Petty was one of the favorite artists of my youth but I’d lost touch with his work by the mid-1990s, having drifted to the music coming out of Nashville and then eventually to downloads and streaming, largely eschewing radio. The last fifteen years produced far fewer hits but several critically acclaimed albums, whether with the Heartbreakers or a reformed Mudcrutch.
I got reacquainted with Petty and his music a couple years back after listening to a Freakonomics podcast titled “Should Everyone Be in a Rock Band?” featuring an interview with Warren Zanes, who had recently published what will likely be the definitive Tom Petty biography. I promptly bought and read the book and downloaded the Petty catalog. While I appreciate the newer work and understand that it’s musically far superior to the likes of “Damn the Torpedoes,” I didn’t grow up with it and it doesn’t resonate with me as strongly.

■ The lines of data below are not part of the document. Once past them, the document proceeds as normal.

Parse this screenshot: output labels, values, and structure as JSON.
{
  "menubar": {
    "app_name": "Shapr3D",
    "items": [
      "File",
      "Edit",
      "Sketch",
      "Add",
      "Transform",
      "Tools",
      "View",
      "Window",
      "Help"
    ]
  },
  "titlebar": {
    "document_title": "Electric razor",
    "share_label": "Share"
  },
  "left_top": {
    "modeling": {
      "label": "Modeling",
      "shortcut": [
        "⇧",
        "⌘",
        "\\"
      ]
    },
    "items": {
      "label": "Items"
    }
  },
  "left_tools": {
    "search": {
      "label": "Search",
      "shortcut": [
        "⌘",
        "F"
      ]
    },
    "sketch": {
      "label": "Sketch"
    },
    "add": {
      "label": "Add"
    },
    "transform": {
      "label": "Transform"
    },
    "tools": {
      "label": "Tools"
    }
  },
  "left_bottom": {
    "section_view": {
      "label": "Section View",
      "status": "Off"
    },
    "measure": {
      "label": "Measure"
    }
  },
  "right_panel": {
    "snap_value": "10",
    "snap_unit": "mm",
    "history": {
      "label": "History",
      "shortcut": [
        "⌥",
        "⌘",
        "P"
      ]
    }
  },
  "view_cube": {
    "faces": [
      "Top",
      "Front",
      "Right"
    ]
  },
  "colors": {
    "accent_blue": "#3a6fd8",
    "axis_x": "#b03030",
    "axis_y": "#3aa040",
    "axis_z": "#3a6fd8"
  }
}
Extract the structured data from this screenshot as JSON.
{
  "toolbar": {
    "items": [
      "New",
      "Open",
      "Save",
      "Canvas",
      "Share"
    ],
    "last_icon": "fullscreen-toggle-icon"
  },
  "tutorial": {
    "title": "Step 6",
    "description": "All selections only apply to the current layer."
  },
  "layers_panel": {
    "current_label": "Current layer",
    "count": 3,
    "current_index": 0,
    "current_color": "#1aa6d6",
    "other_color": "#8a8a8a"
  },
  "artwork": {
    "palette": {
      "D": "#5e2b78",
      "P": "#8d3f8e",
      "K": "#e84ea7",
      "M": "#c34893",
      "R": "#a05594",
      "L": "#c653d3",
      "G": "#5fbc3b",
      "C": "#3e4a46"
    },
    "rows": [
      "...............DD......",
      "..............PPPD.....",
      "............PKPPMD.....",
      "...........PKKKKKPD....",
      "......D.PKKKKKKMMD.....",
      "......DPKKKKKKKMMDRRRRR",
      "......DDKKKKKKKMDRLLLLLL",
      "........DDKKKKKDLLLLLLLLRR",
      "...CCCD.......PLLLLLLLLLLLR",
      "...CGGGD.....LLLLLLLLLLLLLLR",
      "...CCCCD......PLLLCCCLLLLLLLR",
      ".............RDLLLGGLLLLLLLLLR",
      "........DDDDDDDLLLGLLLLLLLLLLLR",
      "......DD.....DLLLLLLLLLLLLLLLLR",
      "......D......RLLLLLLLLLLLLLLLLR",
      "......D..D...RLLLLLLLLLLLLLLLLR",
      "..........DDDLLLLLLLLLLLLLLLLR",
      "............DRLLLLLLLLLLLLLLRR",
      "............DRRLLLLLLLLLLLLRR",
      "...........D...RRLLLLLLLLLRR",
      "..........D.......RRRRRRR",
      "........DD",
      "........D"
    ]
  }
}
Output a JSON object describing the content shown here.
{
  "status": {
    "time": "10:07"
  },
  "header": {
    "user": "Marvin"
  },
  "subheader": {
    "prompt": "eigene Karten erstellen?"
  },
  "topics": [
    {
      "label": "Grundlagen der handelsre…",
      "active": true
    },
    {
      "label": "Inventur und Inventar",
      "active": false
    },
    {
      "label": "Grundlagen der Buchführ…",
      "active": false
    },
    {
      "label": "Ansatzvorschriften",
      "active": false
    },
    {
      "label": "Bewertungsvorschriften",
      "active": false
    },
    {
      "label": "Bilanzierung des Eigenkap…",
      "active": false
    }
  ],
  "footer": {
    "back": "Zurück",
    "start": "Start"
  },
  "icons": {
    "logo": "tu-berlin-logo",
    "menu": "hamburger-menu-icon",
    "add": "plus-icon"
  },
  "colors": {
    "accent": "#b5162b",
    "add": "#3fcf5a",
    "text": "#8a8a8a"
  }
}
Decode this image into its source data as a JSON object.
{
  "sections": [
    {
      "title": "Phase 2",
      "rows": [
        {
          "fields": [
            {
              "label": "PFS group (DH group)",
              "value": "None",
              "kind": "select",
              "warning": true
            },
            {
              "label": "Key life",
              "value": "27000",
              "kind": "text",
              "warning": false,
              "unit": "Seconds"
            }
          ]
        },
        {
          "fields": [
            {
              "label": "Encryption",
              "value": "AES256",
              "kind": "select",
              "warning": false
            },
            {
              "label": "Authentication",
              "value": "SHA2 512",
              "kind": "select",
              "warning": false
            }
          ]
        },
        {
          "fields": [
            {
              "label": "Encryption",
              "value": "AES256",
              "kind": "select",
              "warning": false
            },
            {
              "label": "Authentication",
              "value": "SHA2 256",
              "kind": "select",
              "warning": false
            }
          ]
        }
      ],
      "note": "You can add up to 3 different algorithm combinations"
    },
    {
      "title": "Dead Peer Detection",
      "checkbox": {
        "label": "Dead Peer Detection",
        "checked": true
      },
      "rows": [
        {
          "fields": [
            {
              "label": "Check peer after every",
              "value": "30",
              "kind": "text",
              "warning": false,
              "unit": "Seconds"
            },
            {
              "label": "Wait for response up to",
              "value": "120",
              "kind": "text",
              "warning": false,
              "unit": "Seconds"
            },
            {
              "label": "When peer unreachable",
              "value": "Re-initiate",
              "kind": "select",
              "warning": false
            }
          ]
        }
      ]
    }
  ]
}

It’s truly remarkable, though, that Petty was still putting out highly-regarded new music decades after his contemporaries had become cover bands of their younger selves. His sudden passing is shocking and sad. He left behind a treasure trove of recorded work and won’t soon be forgotten.